Pre 1863 roots
To trace the story of our church we must go back to well before the date of our foundation. Our roots are in the 'Rossendale Church' which consisted of a large group of 'Independent' congregations who were scattered along the length of the Rossendale valley. In time this Church became of the Baptist persuasion, and its individual congregations became separate churches by about 1720. Of the Yorkshire congregations belonging to the Rossendale Church those at Rodhill End and Stoneslack became separate churches by 1717 and they had an offspring in 1743 at Salendine Nook. Salendine Nook in turn helped to establish churches at Blackley, Pole Moor and Lockwood between the years 1789 and 1795.

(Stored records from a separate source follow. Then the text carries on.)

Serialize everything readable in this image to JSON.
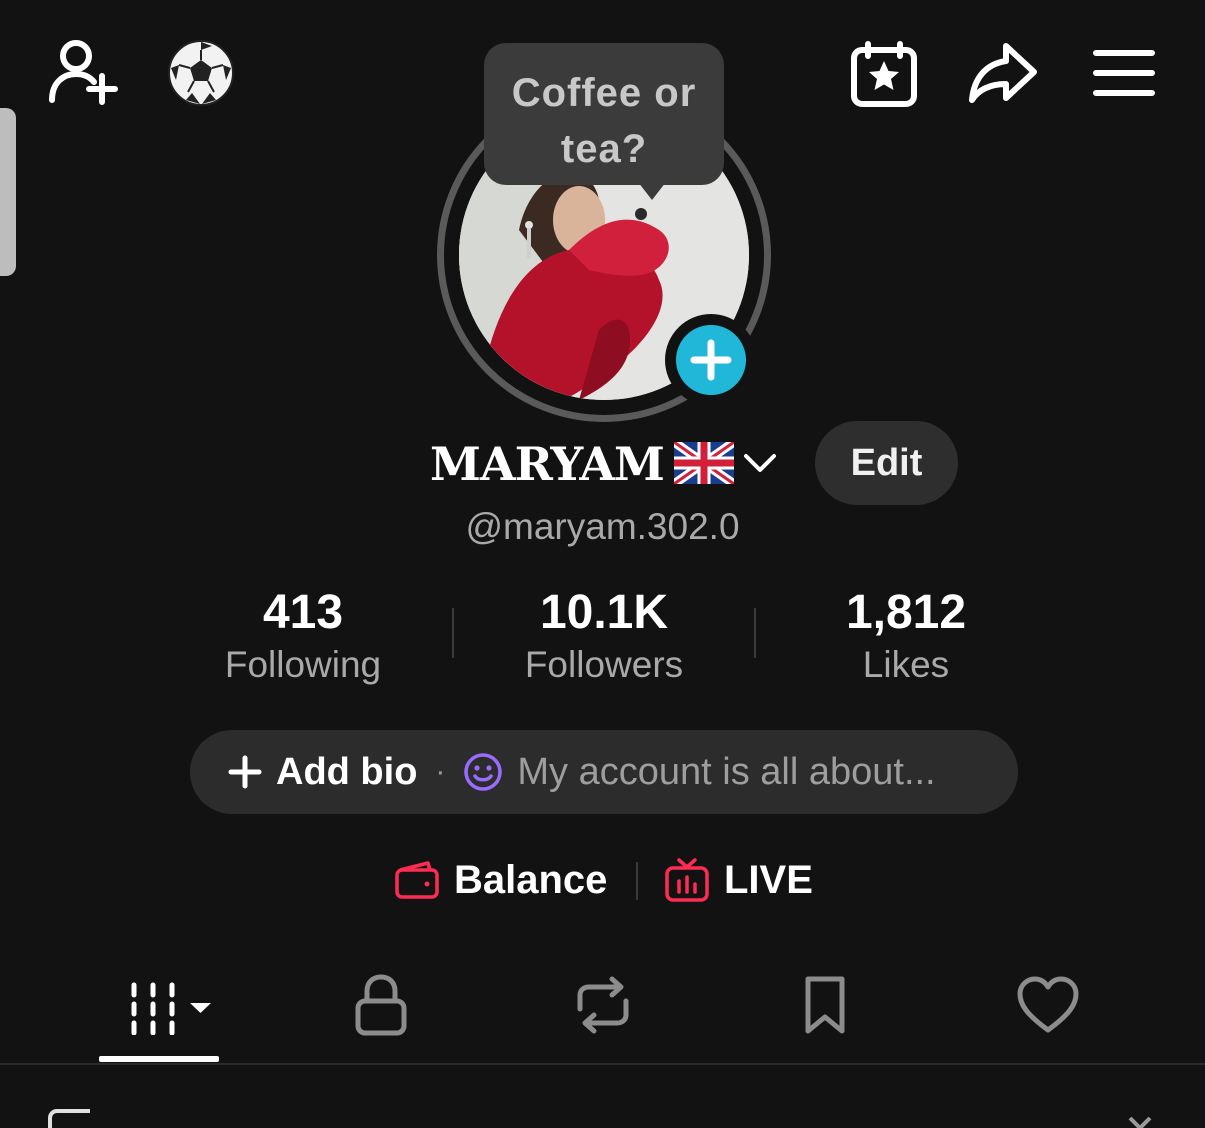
{
  "header": {
    "icons": [
      "add-friend-icon",
      "soccer-ball-icon",
      "calendar-star-icon",
      "share-icon",
      "menu-icon"
    ]
  },
  "profile": {
    "tooltip": "Coffee or tea?",
    "name": "MARYAM",
    "handle": "@maryam.302.0",
    "edit_label": "Edit"
  },
  "stats": [
    {
      "value": "413",
      "label": "Following"
    },
    {
      "value": "10.1K",
      "label": "Followers"
    },
    {
      "value": "1,812",
      "label": "Likes"
    }
  ],
  "bio": {
    "add_label": "Add bio",
    "dot": "·",
    "hint": "My account is all about..."
  },
  "links": {
    "balance": "Balance",
    "live": "LIVE"
  },
  "colors": {
    "background": "#121212",
    "accent_cyan": "#20b7d8",
    "accent_red": "#fe2c55",
    "accent_purple": "#9b6bff"
  }
}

The early part of the 19th Century brought a quickening of the tempo of change that was to change Britain from an agricultural nation to the first great industrial empire in the world: every part of the country was affected in one way or another. At Elland Edge there was an unprecedented demand for building stone to build factories and houses, and of stone for the construction of roads and railways.

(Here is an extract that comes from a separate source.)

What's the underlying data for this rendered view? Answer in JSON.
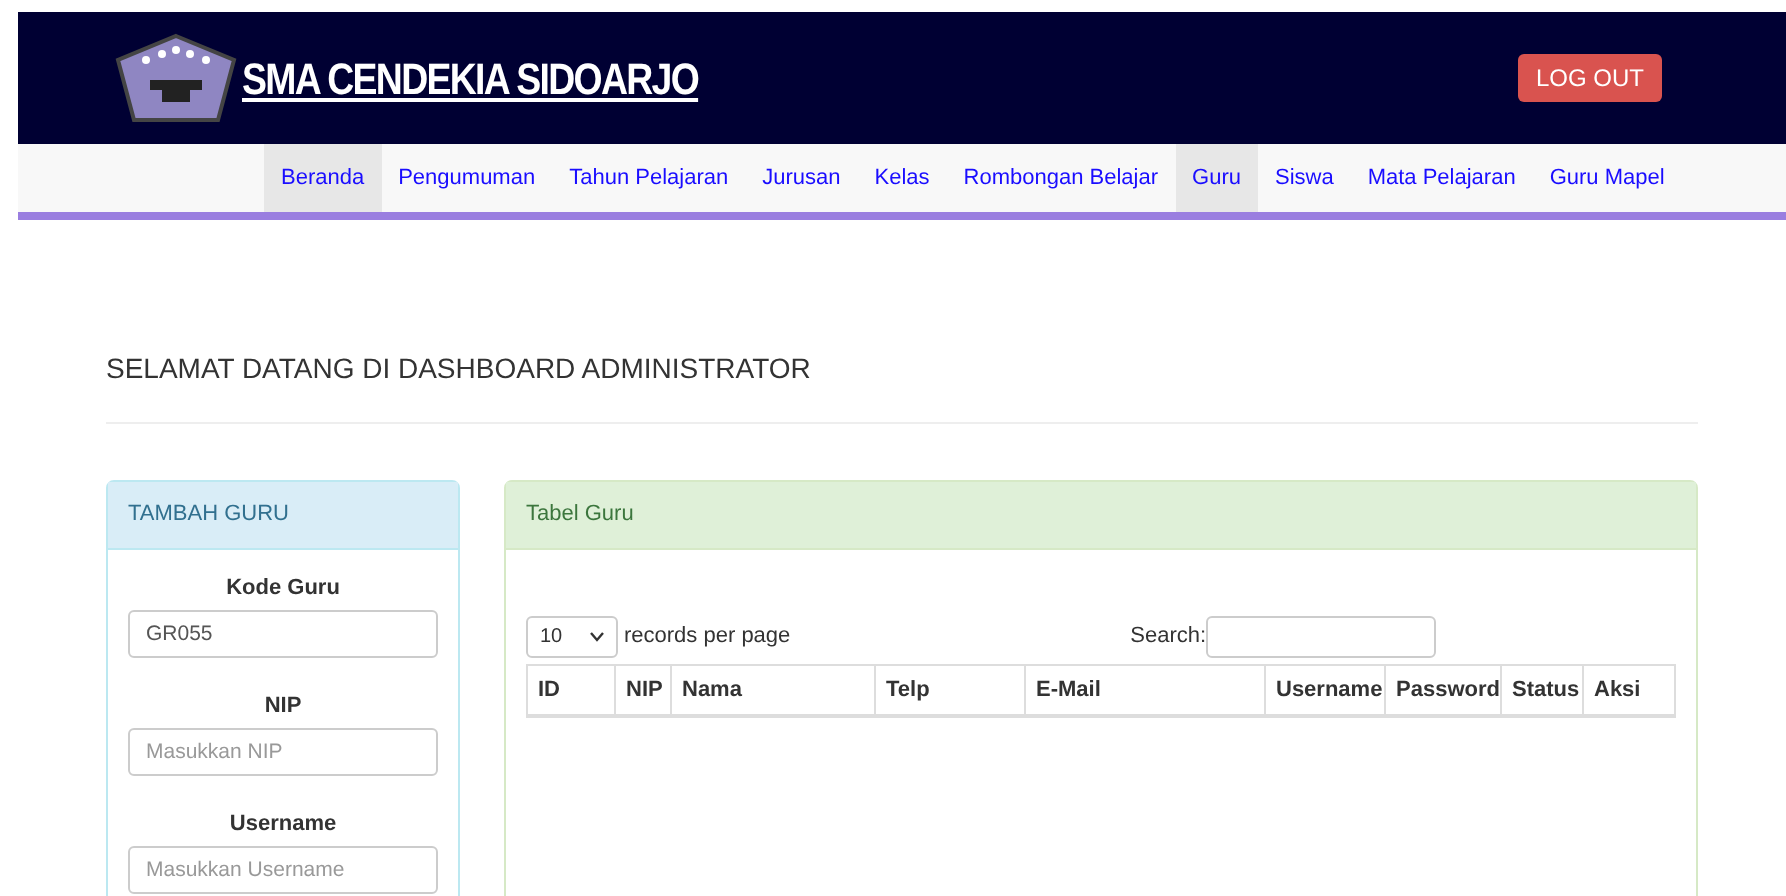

This period of industrial expansion and activity was accompanied by an agitation for better working and living conditions and better standards of education; to meet this demand Robert Owen founded the first Sunday Schools in which men undertook to teach young people the basic knowledge necessary to an educated, enquiring mind, and at the same time gave a good grounding in the teaching and practice of the Christian faith.
Thus at Elland Edge there was founded in 1837 a non-sectarian Sunday School and in 1841 the first school was built.
About the same time there were living in the district a small group of devout men and women of the Baptist persuasion who attached themselves either to the church at Blackley or the church at Salendine Nook, and were baptised there. Undeterred by either bad weather or rough roads they made the journey whenever possible to attend communion in the mother church and in the intervals held services and meetings in each other's homes. For a time the upstairs room of a house in Banks End Road was the regular meeting house, and later the upstairs room of the house occupied by Mrs Zilpah Mitchell was used.
Such was the devotion that by 1862 it was felt that there was sufficient support to establish a church at Upper Edge and, after a long period of prayer and preparation, on October 19th 1863, the Baptist Church at Upper Edge was founded in the presence of the ministers of the mother churches at Blackley and Salendine Nook.